May 7 to 22 is Science Odyssey, a celebration of all things science! OWLconnected is recognizing this two-week event with lots of science content, as well as with an amazing contest, presented by our friends at the Natural Sciences and Engineering Research Council of Canada (NSERC). Details are at the end of this post—be sure to enter!
No collisions, please!
Autonomous (self-piloting) drones are one of those inventions that have been a real gamechanger.
Cheaper and simpler to use than helicopters, drones can map out a massive area from above quickly. This is valuable for surveying (defining a landscape before construction), search-and-rescue, fighting forest fires, and so much more.
And where one drone is great, several can be even better. Different drones can focus on different aspects of an area—something that is especially helpful during a natural disaster where many people need help and the situation is chaotic.
But there's a small problem. How do you stop the drones from hitting things? Or each other?
Now a new test in China is proving that an algorithm (problem-solving program) can be written that allows a flock of drones to fly through even a densely-packed bamboo forest without any accidents.
Let the drone swarm take flight!
Working together at staying apart
This experiment—run by scientists at Zhejiang University—featured ten identical drones. They were each about the size of an adult's palm and were equipped with depth cameras (to understand how far away objects were), altitude sensors (to tell how high or low they were), and a computer.
The computer uses an algorithm that does more than prevent the drones from colliding with objects. It also allowed the individual drones within the swarm to coordinate as a group.
In other words, the collective could work together to achieve a goal as efficiently as possible. And unlike your phone or car, it does not use GPS (satellites) to find its way around.

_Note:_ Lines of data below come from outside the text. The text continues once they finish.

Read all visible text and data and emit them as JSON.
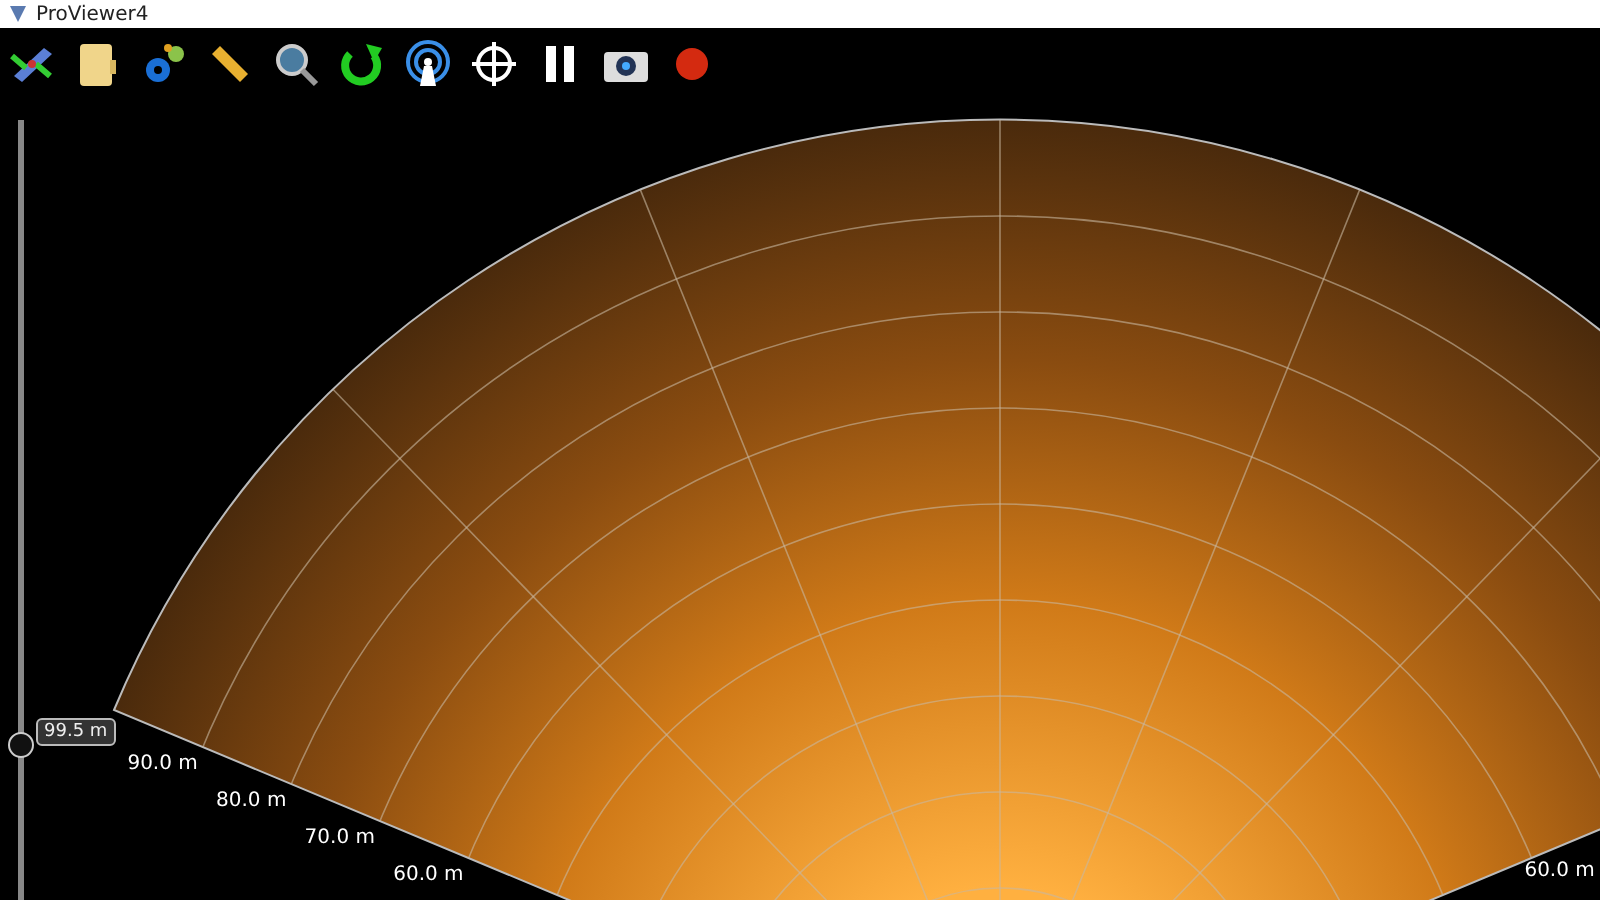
{
  "window": {
    "title": "ProViewer4"
  },
  "toolbar": {
    "recording": true
  },
  "range_slider": {
    "level": 0.2,
    "reading": "99.5 m"
  },
  "sonar": {
    "left_range_labels": [
      "90.0 m",
      "80.0 m",
      "70.0 m",
      "60.0 m"
    ],
    "right_range_labels": [
      "60.0 m"
    ]
  }
}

Watch a video of the swarm in action below. You'll probably think you're watching a scene from a new Marvel movie—but it's real life!
Don't forget to enter the Science Odyssey Contest! CLICK HERE TO ENTER.